Almost twenty years on, the concept of the on-going comic book saga is long out-of-fashion, and readers seem to prefer their comics in large, chunky complete volumes – which then makes tedious necessities like marketing and so on so much easier.

Therefore I think it was probably good decision. Since then, I’ve honed, changed, edited, expanded and contracted the script for the remaining pages on several occasions as part of my on-going work on the project.

All that remains really is for me to somehow find the time it’ll take to sit down and draw the damn thing.

Strangehaven Issue 14 cover

With the rise of online reading formats; if you were starting Strangehaven as a new series now would you consider releasing it as a webcomic, rather than self-publishing in printed form? Do you read any e-books or web-based comic series?

I am not a fan of reading comics on the computer. I don’t actually enjoy using the computer for any passive leisure activities like reading fiction or watching streaming TV. I use computers for work, for admin, for communication. I use social media to stay abreast of modern marketing techniques, and to stay in touch with friends.

But I like to watch TV on my TV, films at the cinema, and enjoy books and comics as physical objects. It’s a big debate, and I understand the advantages that digital has over paper, but my personal enjoyment is diminished greatly by digital format.

I think the iPad may be the game changer, but I don’t have one, not yet.

I don’t purchase digital comics, books or magazines, as I’ve never even taken a look at the free ones that I’ve taken the trouble of downloading. I simply don’t have the time or inclination.

Having said that, I certainly don’t have an issue with Strangehaven being made available in digital format, and I have already had a couple of offers to do so. I don’t see it as a web comic though, but rather as downloadable ‘issues’ or volumes, which is a market which seems to be expanding and developing.

But I don’t really want to go launching another format in which the story’s not finished at this point in time, so I will keep my options open until I have finished the entire project, whenever that may be. We may all be flying around in little airships by then.

Comic Book Design

Making choices about being in a creative career can lead to difficult compromises and decisions. Did you have a time where you thought of moving away from a creative career entirely? 

For me, creativity, in one form or other, is a necessity. It’s probably the only way I can usefully define my short time on this planet. Unfortunately financial survival and personal circumstances can take precedence from time to time, and creative industries are rarely the most rewarding.

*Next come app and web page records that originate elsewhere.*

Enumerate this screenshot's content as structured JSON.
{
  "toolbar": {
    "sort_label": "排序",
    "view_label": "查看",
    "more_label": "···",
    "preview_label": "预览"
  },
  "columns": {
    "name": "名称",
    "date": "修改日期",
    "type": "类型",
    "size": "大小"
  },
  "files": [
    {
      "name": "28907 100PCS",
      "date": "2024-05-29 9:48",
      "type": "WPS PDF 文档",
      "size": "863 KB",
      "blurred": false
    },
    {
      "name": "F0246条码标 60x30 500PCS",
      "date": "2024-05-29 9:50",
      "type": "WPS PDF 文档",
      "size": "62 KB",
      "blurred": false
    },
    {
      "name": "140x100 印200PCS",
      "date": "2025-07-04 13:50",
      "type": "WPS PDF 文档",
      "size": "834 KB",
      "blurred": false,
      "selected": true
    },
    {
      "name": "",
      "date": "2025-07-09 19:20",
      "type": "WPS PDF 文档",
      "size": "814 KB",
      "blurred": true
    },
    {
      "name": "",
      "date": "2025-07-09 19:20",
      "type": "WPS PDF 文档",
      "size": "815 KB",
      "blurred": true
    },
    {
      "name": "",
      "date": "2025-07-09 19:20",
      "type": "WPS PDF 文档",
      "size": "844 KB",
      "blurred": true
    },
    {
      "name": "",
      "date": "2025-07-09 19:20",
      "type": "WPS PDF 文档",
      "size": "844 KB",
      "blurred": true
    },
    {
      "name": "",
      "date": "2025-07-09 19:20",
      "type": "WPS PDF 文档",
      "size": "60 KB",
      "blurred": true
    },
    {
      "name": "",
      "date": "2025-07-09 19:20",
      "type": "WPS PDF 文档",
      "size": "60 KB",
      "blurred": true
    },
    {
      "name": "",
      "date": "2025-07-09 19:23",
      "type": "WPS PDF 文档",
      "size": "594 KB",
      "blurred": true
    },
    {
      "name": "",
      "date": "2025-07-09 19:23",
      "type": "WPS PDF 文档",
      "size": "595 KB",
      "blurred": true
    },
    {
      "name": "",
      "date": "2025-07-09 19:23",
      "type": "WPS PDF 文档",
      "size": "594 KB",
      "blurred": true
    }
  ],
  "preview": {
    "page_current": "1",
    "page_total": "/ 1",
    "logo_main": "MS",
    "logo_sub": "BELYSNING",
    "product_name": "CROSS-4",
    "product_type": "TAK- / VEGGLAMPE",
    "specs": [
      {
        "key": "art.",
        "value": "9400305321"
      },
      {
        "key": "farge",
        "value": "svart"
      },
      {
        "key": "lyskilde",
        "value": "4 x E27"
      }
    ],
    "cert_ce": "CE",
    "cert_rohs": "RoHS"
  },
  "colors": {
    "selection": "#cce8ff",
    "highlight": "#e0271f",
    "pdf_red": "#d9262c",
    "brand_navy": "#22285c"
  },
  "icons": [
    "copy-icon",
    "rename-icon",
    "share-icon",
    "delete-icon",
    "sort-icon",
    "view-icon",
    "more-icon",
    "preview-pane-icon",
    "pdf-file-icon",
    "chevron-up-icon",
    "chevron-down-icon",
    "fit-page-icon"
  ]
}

So, most of my life has been trying to strike the right balance between money, relationships, work, creativity and career. At this moment in time I’d say I haven’t been very successful in doing that. But I have never abandoned at least the hope and intention of working full-time on my creative pursuits.

And I think there are levels of creativity:

My main source of income at the moment is from web site design, which is creative in the sense that you’re creating something from nothing. But a lot of the time it’s spent working with templates and frameworks developed by others, figuring out server issues and coding problems. But there is a certain creative satisfaction when a site is launched.

My non-fiction books like Alan Moore: Storyteller and Comic Book Design are creative to an extent, but I don’t really feel the same pride writing about others’ work as I do about creating my own. Even working on original comics, but with characters created by someone else, as I did with the Simpsons strip I wrote and drew for Bongo Comics, doesn’t give me anywhere near the same sense of accomplishment (even though it pays a lot better).

There are freelance projects which are both creative, and can help to pay the bills. But they do remain to various degrees, frustrating from a creative point of view.

As a self-publishing comic creator I have been spoilt with the concept of owning my own (in modern parlance) ‘intellectual property’ and doing more of that kinda stuff is where I hope my future lies.

Additional note: Strangehaven is due to return in May 2014. Further details can be read at Gary Spencer Millidge’s post The Long Awaited Return of…